**Exercise description**
A word-for-word reproduction of the data below is needed, with no pictures in it.

**Supplied records**

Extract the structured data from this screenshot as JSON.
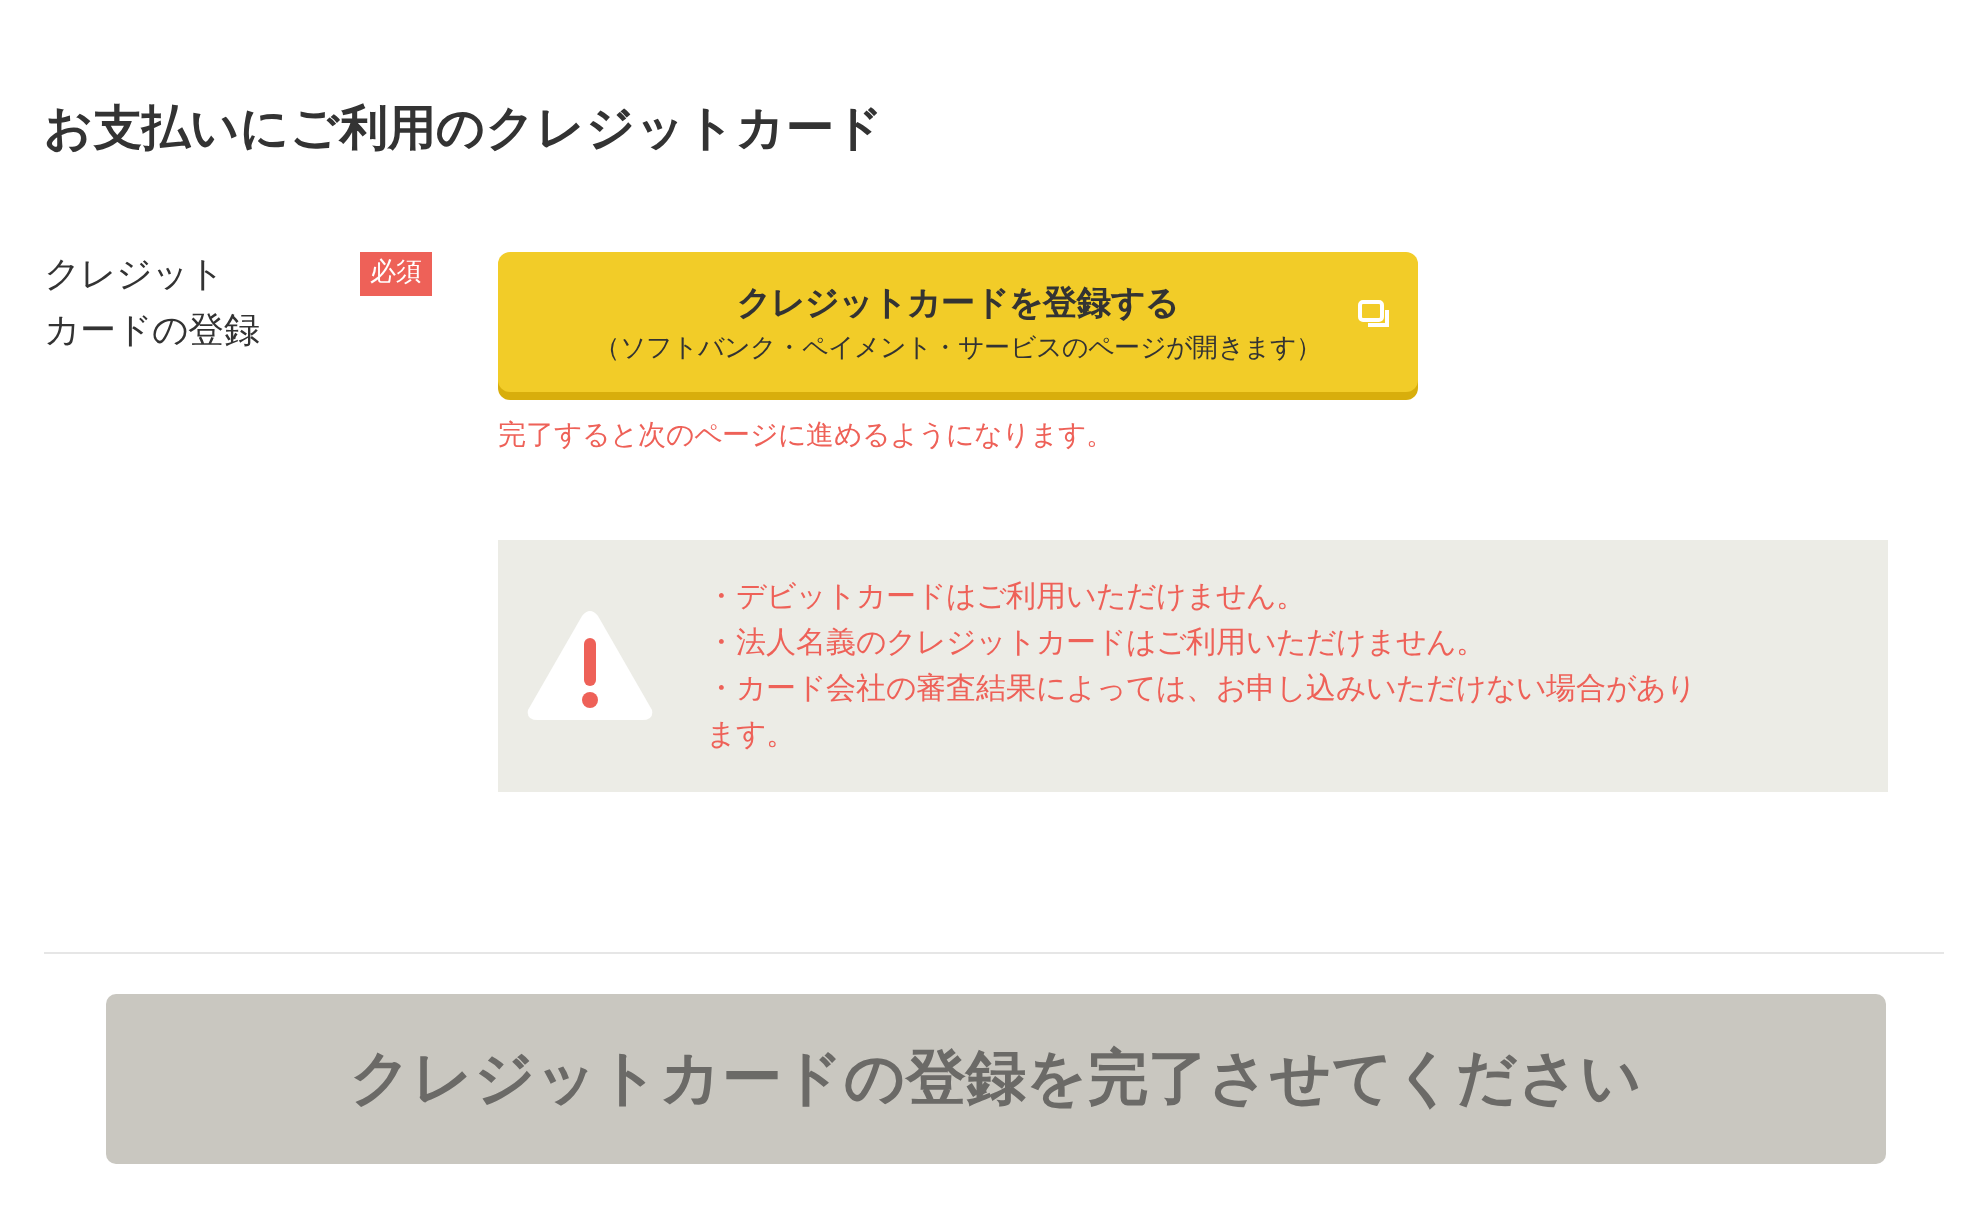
{
  "heading": "お支払いにご利用のクレジットカード",
  "field": {
    "label_lines": [
      "クレジット",
      "カードの登録"
    ],
    "required_badge": "必須"
  },
  "register_button": {
    "title": "クレジットカードを登録する",
    "subtitle": "（ソフトバンク・ペイメント・サービスのページが開きます）"
  },
  "hint": "完了すると次のページに進めるようになります。",
  "notices": [
    "・デビットカードはご利用いただけません。",
    "・法人名義のクレジットカードはご利用いただけません。",
    "・カード会社の審査結果によっては、お申し込みいただけない場合があります。"
  ],
  "submit_button": {
    "label": "クレジットカードの登録を完了させてください",
    "disabled": true
  }
}
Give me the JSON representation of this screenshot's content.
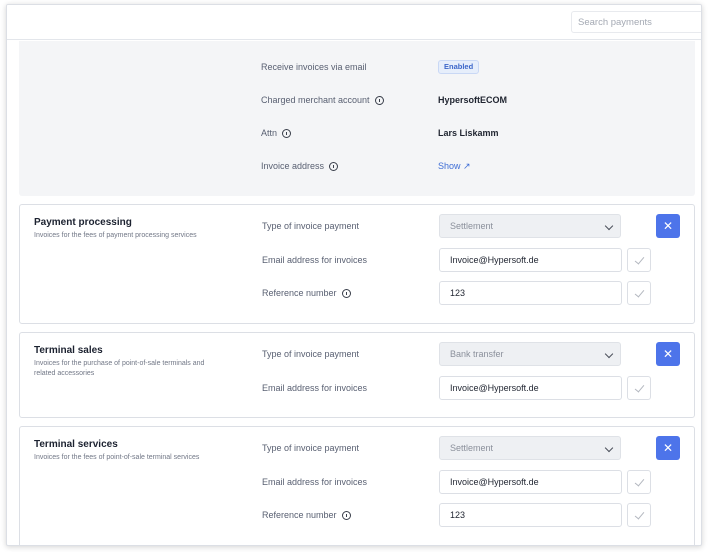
{
  "search": {
    "placeholder": "Search payments"
  },
  "summary": {
    "receive_email_label": "Receive invoices via email",
    "receive_email_badge": "Enabled",
    "merchant_label": "Charged merchant account",
    "merchant_value": "HypersoftECOM",
    "attn_label": "Attn",
    "attn_value": "Lars Liskamm",
    "address_label": "Invoice address",
    "address_link": "Show ↗"
  },
  "sections": [
    {
      "title": "Payment processing",
      "description": "Invoices for the fees of payment processing services",
      "type_label": "Type of invoice payment",
      "type_value": "Settlement",
      "email_label": "Email address for invoices",
      "email_value": "Invoice@Hypersoft.de",
      "ref_label": "Reference number",
      "ref_value": "123"
    },
    {
      "title": "Terminal sales",
      "description": "Invoices for the purchase of point-of-sale terminals and related accessories",
      "type_label": "Type of invoice payment",
      "type_value": "Bank transfer",
      "email_label": "Email address for invoices",
      "email_value": "Invoice@Hypersoft.de"
    },
    {
      "title": "Terminal services",
      "description": "Invoices for the fees of point-of-sale terminal services",
      "type_label": "Type of invoice payment",
      "type_value": "Settlement",
      "email_label": "Email address for invoices",
      "email_value": "Invoice@Hypersoft.de",
      "ref_label": "Reference number",
      "ref_value": "123"
    }
  ],
  "icons": {
    "info": "info-icon",
    "chevron": "chevron-down-icon",
    "check": "check-icon",
    "close": "close-icon",
    "external": "external-link-icon"
  },
  "colors": {
    "accent": "#4d74ea",
    "link": "#3f6ed6",
    "badge_bg": "#e6eefb",
    "panel_bg": "#f4f5f7"
  }
}
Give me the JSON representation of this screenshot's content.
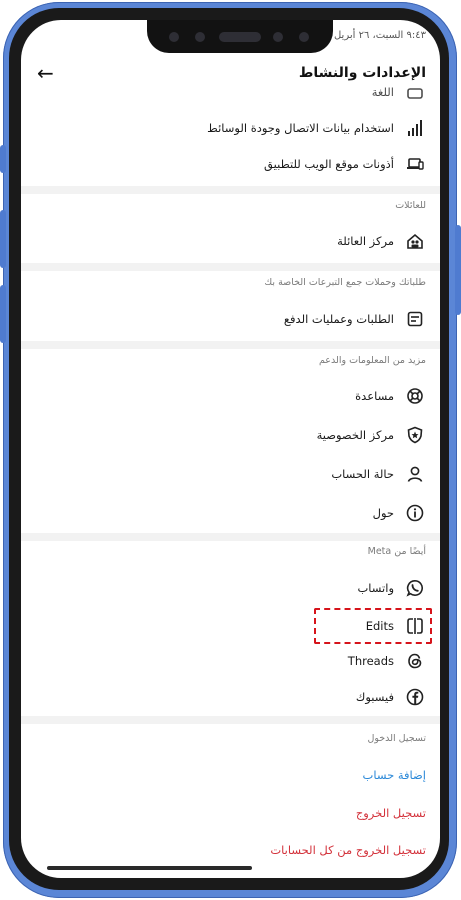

**Exercise response**
Extract the structured data from this screenshot as JSON.
{
  "heading": "お支払いにご利用のクレジットカード",
  "field": {
    "label_lines": [
      "クレジット",
      "カードの登録"
    ],
    "required_badge": "必須"
  },
  "register_button": {
    "title": "クレジットカードを登録する",
    "subtitle": "（ソフトバンク・ペイメント・サービスのページが開きます）"
  },
  "hint": "完了すると次のページに進めるようになります。",
  "notices": [
    "・デビットカードはご利用いただけません。",
    "・法人名義のクレジットカードはご利用いただけません。",
    "・カード会社の審査結果によっては、お申し込みいただけない場合があります。"
  ],
  "submit_button": {
    "label": "クレジットカードの登録を完了させてください",
    "disabled": true
  }
}
Give me the JSON representation of this screenshot's content.
{
  "search": {
    "placeholder": "Search payments"
  },
  "summary": {
    "receive_email_label": "Receive invoices via email",
    "receive_email_badge": "Enabled",
    "merchant_label": "Charged merchant account",
    "merchant_value": "HypersoftECOM",
    "attn_label": "Attn",
    "attn_value": "Lars Liskamm",
    "address_label": "Invoice address",
    "address_link": "Show ↗"
  },
  "sections": [
    {
      "title": "Payment processing",
      "description": "Invoices for the fees of payment processing services",
      "type_label": "Type of invoice payment",
      "type_value": "Settlement",
      "email_label": "Email address for invoices",
      "email_value": "Invoice@Hypersoft.de",
      "ref_label": "Reference number",
      "ref_value": "123"
    },
    {
      "title": "Terminal sales",
      "description": "Invoices for the purchase of point-of-sale terminals and related accessories",
      "type_label": "Type of invoice payment",
      "type_value": "Bank transfer",
      "email_label": "Email address for invoices",
      "email_value": "Invoice@Hypersoft.de"
    },
    {
      "title": "Terminal services",
      "description": "Invoices for the fees of point-of-sale terminal services",
      "type_label": "Type of invoice payment",
      "type_value": "Settlement",
      "email_label": "Email address for invoices",
      "email_value": "Invoice@Hypersoft.de",
      "ref_label": "Reference number",
      "ref_value": "123"
    }
  ],
  "icons": {
    "info": "info-icon",
    "chevron": "chevron-down-icon",
    "check": "check-icon",
    "close": "close-icon",
    "external": "external-link-icon"
  },
  "colors": {
    "accent": "#4d74ea",
    "link": "#3f6ed6",
    "badge_bg": "#e6eefb",
    "panel_bg": "#f4f5f7"
  }
}
Give me the JSON representation of this screenshot's content.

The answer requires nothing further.